They have insisted that the status of Jerusalem, which both the Israelis and Palestinians see as their capital, should be negotiated between the parties as part of any end deal.
Last December, Trump reversed longstanding US policy and recognized Jerusalem as the capital of Israel, prompting Palestinian president Mahmud Abbas to boycott his administration.
The embassy was officially transferred on May 14.
Since then, the Trump administration has forced the Palestinians to shutter their Washington mission and has slashed hundreds of millions of dollars in aid, in a bid to force them to the negotiating table.
Trump’s son-in-law Jared Kushner, alongside Friedman and peace envoy Jason Greenblatt, has been working for months on a still-secret peace proposal, which Palestinians fear will be overly one-sided toward Israel.
The move Thursday nearly closes off all direct diplomatic contacts between the United States and the Palestinians, analysts said.
Ofer Zalzberg of the International Crisis Group think-tank said the US would be the only major power without a separate, independent representative office for the Palestinians.
“Other countries have gone to great lengths to avoid having the same representatives to Israel and the Palestinian Authority,” he told AFP.
Robert Danin, a former senior US government official dealing with Israeli-Palestinian issues, said the move was a victory for “hard right partisans” who have sought to eliminate the Palestinian-focused consulate general “for decades.”
The consulate general “is THE eyes and ears into Palestinian politics and society.
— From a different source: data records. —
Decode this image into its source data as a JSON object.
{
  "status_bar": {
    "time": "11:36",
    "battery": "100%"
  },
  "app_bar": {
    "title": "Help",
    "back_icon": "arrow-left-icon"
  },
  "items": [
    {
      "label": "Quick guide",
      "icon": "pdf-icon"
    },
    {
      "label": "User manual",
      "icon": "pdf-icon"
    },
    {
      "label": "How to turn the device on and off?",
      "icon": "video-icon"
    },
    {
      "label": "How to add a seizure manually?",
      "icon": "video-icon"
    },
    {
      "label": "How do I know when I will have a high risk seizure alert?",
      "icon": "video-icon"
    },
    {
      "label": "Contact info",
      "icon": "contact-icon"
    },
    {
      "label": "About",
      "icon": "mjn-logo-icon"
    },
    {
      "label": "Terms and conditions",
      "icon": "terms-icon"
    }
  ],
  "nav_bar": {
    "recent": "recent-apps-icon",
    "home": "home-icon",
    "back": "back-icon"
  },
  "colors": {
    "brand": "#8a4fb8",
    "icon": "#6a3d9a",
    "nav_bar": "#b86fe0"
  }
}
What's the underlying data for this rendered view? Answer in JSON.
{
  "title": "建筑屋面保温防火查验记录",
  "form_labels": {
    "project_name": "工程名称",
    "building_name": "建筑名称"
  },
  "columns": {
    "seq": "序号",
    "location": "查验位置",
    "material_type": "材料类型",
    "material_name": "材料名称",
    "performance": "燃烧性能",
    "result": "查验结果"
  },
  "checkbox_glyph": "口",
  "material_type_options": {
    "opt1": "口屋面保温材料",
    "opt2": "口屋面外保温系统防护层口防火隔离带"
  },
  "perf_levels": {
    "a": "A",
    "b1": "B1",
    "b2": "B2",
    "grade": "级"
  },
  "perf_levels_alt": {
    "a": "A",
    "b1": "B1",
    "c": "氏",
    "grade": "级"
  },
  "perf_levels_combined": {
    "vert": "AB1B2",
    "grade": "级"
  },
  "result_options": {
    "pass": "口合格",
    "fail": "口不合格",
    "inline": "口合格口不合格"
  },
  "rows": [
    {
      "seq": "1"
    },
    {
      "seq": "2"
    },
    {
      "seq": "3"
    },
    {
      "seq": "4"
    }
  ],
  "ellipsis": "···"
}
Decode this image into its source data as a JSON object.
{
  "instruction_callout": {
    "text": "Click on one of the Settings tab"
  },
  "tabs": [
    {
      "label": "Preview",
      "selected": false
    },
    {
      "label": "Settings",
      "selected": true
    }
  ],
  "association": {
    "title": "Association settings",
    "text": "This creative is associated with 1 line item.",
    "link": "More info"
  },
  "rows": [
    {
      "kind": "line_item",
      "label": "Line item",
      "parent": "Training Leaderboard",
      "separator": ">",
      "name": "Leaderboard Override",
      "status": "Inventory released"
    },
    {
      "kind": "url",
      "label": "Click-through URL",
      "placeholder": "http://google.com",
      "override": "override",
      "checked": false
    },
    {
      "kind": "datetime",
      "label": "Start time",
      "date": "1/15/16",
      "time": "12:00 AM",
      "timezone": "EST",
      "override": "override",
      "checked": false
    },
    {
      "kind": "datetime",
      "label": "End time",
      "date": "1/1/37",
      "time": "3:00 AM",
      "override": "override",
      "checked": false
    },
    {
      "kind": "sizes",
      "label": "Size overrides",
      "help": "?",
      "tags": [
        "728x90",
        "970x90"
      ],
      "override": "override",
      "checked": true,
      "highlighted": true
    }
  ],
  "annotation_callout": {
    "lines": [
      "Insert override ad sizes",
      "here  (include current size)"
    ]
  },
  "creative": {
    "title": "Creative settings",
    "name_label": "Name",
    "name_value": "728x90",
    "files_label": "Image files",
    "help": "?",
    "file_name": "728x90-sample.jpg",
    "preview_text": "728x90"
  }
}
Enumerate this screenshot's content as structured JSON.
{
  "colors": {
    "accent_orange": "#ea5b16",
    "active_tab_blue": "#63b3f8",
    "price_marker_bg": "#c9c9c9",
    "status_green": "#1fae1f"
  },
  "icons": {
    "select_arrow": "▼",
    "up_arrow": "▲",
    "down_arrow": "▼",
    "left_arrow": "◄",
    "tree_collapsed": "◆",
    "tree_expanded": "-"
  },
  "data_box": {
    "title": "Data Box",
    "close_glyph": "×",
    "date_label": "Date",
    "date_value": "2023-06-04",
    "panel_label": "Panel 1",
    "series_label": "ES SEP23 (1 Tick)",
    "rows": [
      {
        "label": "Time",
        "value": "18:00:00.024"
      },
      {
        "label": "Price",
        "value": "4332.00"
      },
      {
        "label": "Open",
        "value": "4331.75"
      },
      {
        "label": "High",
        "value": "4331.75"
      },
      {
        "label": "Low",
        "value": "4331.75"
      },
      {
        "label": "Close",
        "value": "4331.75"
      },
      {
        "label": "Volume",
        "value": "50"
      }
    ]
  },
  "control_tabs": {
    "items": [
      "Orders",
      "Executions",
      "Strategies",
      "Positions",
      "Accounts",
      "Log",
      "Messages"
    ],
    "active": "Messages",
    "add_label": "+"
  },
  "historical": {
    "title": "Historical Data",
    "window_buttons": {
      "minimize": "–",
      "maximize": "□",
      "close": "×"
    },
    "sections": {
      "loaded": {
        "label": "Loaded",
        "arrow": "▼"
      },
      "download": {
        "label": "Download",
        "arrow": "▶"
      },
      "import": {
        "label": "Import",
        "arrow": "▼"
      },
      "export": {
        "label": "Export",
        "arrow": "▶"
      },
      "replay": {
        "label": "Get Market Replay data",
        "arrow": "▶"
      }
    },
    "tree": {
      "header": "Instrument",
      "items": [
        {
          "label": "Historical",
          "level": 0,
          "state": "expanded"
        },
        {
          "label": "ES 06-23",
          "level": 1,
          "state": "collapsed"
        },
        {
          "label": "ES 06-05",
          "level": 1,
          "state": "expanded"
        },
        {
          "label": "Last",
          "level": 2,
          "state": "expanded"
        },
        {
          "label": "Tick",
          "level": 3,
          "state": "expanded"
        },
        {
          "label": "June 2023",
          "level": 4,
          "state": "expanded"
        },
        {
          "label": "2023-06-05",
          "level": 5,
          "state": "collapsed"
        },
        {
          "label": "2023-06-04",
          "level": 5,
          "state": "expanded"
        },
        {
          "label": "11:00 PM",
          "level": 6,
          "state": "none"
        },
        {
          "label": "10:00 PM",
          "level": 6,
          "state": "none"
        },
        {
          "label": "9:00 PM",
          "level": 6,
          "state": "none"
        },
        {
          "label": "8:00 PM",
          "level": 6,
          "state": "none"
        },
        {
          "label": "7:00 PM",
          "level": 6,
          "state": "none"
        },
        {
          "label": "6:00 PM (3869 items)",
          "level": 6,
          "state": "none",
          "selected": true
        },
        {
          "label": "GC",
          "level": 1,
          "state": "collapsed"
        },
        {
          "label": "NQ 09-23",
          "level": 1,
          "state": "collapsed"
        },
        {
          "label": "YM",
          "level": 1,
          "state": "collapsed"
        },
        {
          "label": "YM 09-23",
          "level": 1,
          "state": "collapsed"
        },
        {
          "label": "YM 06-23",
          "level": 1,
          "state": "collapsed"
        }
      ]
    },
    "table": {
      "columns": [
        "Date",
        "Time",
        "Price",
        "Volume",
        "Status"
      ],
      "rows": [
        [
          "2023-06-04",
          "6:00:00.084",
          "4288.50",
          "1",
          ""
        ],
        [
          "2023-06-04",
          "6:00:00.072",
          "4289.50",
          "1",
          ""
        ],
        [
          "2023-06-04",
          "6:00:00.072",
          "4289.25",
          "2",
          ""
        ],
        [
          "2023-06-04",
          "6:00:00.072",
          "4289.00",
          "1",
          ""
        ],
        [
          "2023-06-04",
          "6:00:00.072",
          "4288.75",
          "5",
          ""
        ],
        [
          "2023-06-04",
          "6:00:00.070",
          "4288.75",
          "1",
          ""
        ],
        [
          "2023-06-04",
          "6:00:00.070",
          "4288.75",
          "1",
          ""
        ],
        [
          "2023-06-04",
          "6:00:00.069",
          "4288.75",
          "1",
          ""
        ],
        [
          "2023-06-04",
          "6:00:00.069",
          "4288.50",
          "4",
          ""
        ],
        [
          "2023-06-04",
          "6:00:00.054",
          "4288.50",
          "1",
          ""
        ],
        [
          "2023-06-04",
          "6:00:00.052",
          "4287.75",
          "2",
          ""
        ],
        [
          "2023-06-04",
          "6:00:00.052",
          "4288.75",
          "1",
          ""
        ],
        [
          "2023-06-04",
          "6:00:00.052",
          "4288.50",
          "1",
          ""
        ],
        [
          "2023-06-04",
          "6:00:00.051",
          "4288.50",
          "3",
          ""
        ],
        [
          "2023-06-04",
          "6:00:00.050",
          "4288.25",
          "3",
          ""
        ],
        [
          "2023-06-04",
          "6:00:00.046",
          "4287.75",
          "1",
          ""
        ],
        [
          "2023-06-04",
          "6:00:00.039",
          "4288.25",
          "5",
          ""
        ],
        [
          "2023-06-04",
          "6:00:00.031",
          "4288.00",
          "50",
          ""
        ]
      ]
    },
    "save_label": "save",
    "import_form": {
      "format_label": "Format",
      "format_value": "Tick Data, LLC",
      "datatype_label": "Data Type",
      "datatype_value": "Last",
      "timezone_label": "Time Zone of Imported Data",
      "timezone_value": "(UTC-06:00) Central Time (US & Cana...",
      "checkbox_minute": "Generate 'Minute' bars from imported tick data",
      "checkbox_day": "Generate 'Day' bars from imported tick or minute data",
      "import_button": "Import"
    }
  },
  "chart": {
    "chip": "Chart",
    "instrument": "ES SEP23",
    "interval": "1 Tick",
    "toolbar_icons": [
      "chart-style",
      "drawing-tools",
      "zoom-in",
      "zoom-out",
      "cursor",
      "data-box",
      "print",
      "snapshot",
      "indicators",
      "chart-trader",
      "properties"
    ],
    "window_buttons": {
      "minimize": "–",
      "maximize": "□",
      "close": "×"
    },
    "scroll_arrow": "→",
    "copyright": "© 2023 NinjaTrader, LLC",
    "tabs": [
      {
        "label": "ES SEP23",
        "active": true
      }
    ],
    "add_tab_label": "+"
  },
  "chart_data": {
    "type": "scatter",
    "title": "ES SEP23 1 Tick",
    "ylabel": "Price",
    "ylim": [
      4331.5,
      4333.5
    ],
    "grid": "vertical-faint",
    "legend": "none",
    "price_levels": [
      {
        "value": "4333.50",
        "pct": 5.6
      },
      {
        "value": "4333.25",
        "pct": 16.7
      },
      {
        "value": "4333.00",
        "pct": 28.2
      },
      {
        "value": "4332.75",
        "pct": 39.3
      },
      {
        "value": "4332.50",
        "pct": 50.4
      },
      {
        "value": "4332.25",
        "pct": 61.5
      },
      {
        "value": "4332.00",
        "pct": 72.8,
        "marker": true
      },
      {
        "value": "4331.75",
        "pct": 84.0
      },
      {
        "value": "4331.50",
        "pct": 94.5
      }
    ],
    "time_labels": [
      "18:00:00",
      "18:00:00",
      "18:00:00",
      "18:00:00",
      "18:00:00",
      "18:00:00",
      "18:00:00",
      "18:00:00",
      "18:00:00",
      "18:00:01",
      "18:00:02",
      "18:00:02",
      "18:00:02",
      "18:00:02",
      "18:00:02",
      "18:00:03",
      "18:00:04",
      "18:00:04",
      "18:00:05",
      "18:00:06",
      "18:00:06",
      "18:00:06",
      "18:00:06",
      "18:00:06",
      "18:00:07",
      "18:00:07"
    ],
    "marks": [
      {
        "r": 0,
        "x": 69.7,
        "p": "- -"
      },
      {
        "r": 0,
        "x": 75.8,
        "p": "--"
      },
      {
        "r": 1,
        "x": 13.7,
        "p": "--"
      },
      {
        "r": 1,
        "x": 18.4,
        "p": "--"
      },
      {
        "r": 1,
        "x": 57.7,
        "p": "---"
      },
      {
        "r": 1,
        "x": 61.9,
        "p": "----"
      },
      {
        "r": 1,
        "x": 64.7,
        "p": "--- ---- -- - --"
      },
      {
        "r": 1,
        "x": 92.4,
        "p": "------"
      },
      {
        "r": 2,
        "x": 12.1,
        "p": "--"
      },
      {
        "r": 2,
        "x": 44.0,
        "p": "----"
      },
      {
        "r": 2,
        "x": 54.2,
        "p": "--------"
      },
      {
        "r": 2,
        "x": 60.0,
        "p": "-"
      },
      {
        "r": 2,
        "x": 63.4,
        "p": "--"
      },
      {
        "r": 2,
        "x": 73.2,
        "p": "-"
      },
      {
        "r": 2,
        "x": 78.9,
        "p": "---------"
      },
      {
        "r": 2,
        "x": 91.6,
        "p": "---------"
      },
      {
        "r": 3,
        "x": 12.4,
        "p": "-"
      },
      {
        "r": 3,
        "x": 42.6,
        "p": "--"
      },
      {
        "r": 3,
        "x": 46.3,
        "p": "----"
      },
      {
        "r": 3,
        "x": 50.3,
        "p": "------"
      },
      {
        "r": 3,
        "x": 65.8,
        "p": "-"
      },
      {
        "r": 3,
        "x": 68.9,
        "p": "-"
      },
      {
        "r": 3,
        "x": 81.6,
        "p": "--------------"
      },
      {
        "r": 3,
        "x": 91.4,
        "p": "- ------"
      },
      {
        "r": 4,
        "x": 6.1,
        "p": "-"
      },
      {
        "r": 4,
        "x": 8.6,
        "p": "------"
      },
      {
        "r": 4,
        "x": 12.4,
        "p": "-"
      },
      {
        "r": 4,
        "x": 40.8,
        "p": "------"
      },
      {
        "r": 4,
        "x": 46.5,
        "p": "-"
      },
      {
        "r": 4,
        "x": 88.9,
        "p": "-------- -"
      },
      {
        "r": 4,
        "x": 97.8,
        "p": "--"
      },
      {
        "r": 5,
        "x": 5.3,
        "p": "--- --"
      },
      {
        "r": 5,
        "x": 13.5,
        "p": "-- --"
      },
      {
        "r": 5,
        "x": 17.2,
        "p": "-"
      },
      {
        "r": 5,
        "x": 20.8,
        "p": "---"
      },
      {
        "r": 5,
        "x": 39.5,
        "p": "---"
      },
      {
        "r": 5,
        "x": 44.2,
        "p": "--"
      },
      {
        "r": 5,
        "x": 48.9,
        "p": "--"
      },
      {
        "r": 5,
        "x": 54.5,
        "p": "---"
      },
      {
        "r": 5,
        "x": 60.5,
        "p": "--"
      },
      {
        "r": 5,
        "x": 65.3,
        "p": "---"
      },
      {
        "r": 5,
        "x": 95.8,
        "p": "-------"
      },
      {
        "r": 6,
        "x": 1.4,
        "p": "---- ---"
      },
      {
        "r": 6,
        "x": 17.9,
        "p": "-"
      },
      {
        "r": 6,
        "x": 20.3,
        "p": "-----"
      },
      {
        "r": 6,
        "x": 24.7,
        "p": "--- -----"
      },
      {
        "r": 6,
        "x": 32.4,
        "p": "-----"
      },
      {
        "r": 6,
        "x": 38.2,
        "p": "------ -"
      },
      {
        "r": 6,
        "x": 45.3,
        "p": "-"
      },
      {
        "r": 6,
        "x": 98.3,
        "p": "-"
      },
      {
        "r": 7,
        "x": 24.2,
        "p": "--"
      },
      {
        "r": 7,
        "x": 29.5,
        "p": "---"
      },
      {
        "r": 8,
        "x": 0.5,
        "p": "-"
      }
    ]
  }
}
Its independence from US Embassy Israel provided Washington w/solid, unvarnished reporting and analysis,” he said on Twitter.
But Eugene Kontorovich, a law professor with the Jerusalem-based Kohelet Policy Forum and advocate for the embassy move, said the decision was more evidence the US considered Jerusalem to be fully part of Israel.
“This step confirms that the US recognizes the entire city as Israel’s capital,” he said.
State Department spokeswoman Heather Nauert defended the move, saying the new Palestinian Affairs Unit inside the embassy would maintain contacts with Palestinians in the West Bank, Gaza Strip and Jerusalem at the same level as before the change.
“We value our relationship with the Palestinian people. We look forward to continued partnership and dialogue with them and, we hope in future, with the Palestinian leadership,” she said via Twitter.